* **MATERIAL TO PROCESS**:
┄┄┄┄┄┄┄┄┄┄┄┄┄┄┄┄┄┄┄┄
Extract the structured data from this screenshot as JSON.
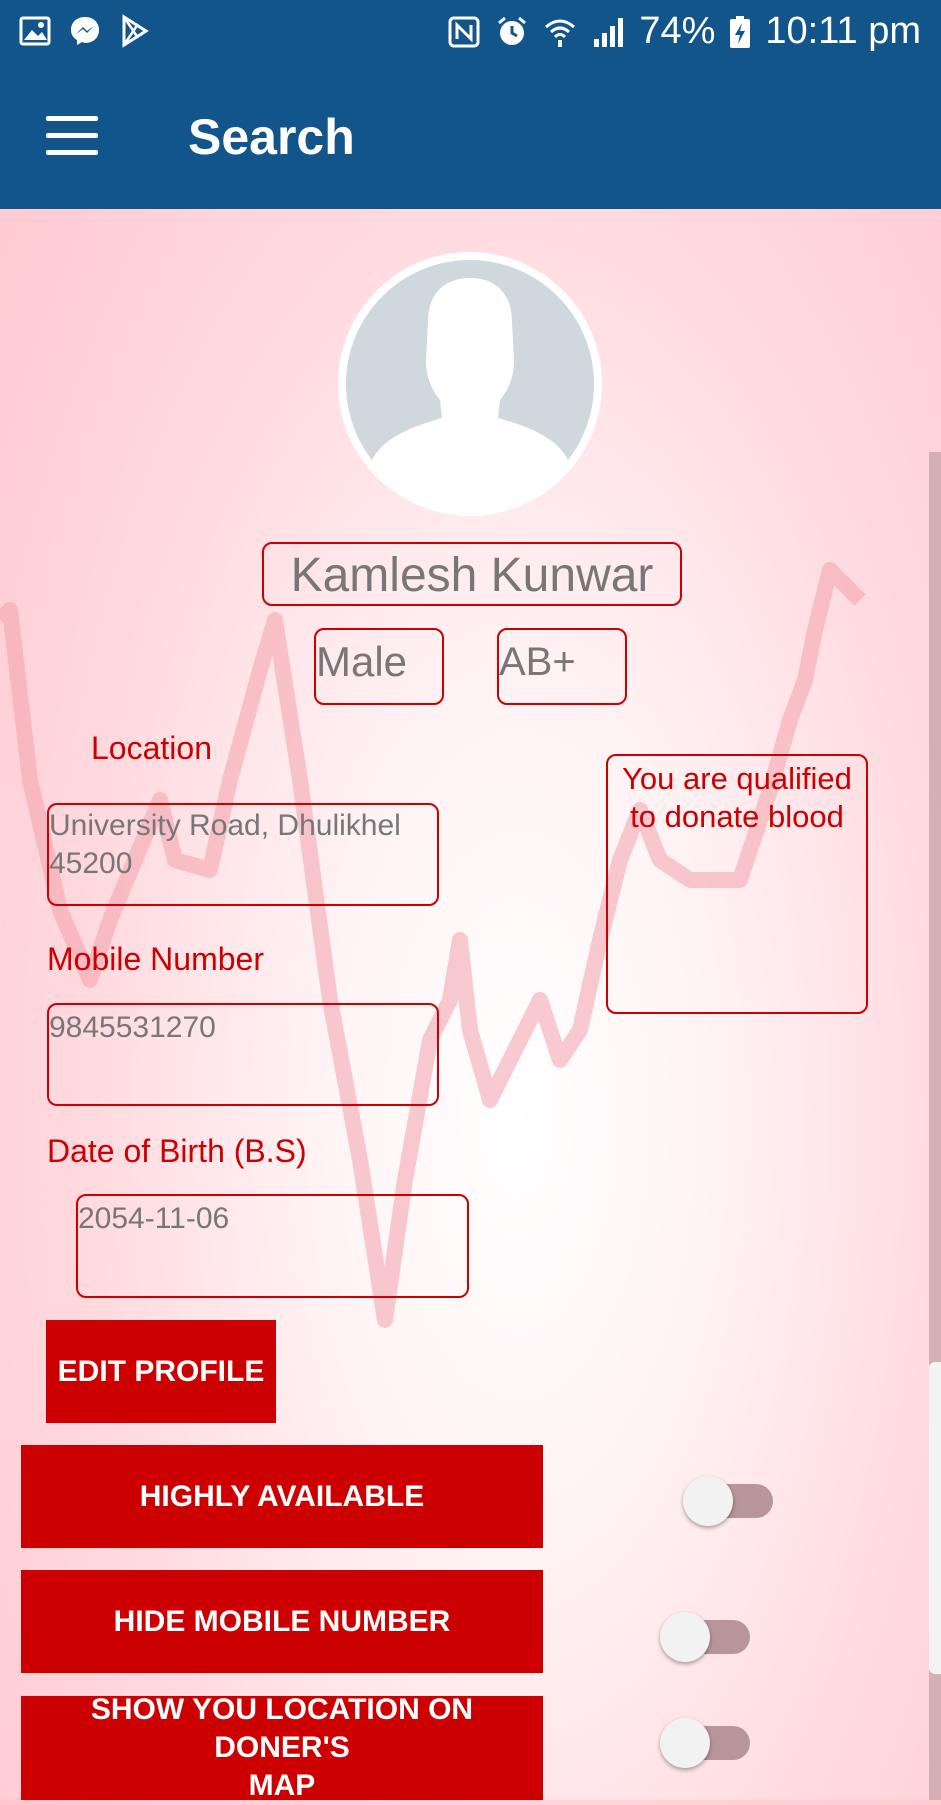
{
  "status_bar": {
    "battery": "74%",
    "time": "10:11 pm"
  },
  "app_bar": {
    "title": "Search"
  },
  "profile": {
    "name": "Kamlesh Kunwar",
    "gender": "Male",
    "blood_group": "AB+",
    "location_label": "Location",
    "location_line1": "University Road, Dhulikhel",
    "location_line2": "45200",
    "mobile_label": "Mobile Number",
    "mobile": "9845531270",
    "dob_label": "Date of Birth (B.S)",
    "dob": "2054-11-06",
    "qualification_line1": "You are qualified",
    "qualification_line2": "to donate blood"
  },
  "actions": {
    "edit_profile": "EDIT PROFILE",
    "highly_available": "HIGHLY AVAILABLE",
    "hide_mobile": "HIDE MOBILE NUMBER",
    "show_location_line1": "SHOW YOU LOCATION ON DONER'S",
    "show_location_line2": "MAP"
  },
  "toggles": {
    "highly_available_on": false,
    "hide_mobile_on": false,
    "show_location_on": false
  },
  "colors": {
    "primary": "#12558a",
    "accent": "#cc0000"
  }
}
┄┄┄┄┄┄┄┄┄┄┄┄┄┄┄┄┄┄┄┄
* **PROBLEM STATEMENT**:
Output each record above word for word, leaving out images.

* **SOLUTION**:
Extract the structured data from this screenshot as JSON.
{
  "status_bar": {
    "battery": "74%",
    "time": "10:11 pm"
  },
  "app_bar": {
    "title": "Search"
  },
  "profile": {
    "name": "Kamlesh Kunwar",
    "gender": "Male",
    "blood_group": "AB+",
    "location_label": "Location",
    "location_line1": "University Road, Dhulikhel",
    "location_line2": "45200",
    "mobile_label": "Mobile Number",
    "mobile": "9845531270",
    "dob_label": "Date of Birth (B.S)",
    "dob": "2054-11-06",
    "qualification_line1": "You are qualified",
    "qualification_line2": "to donate blood"
  },
  "actions": {
    "edit_profile": "EDIT PROFILE",
    "highly_available": "HIGHLY AVAILABLE",
    "hide_mobile": "HIDE MOBILE NUMBER",
    "show_location_line1": "SHOW YOU LOCATION ON DONER'S",
    "show_location_line2": "MAP"
  },
  "toggles": {
    "highly_available_on": false,
    "hide_mobile_on": false,
    "show_location_on": false
  },
  "colors": {
    "primary": "#12558a",
    "accent": "#cc0000"
  }
}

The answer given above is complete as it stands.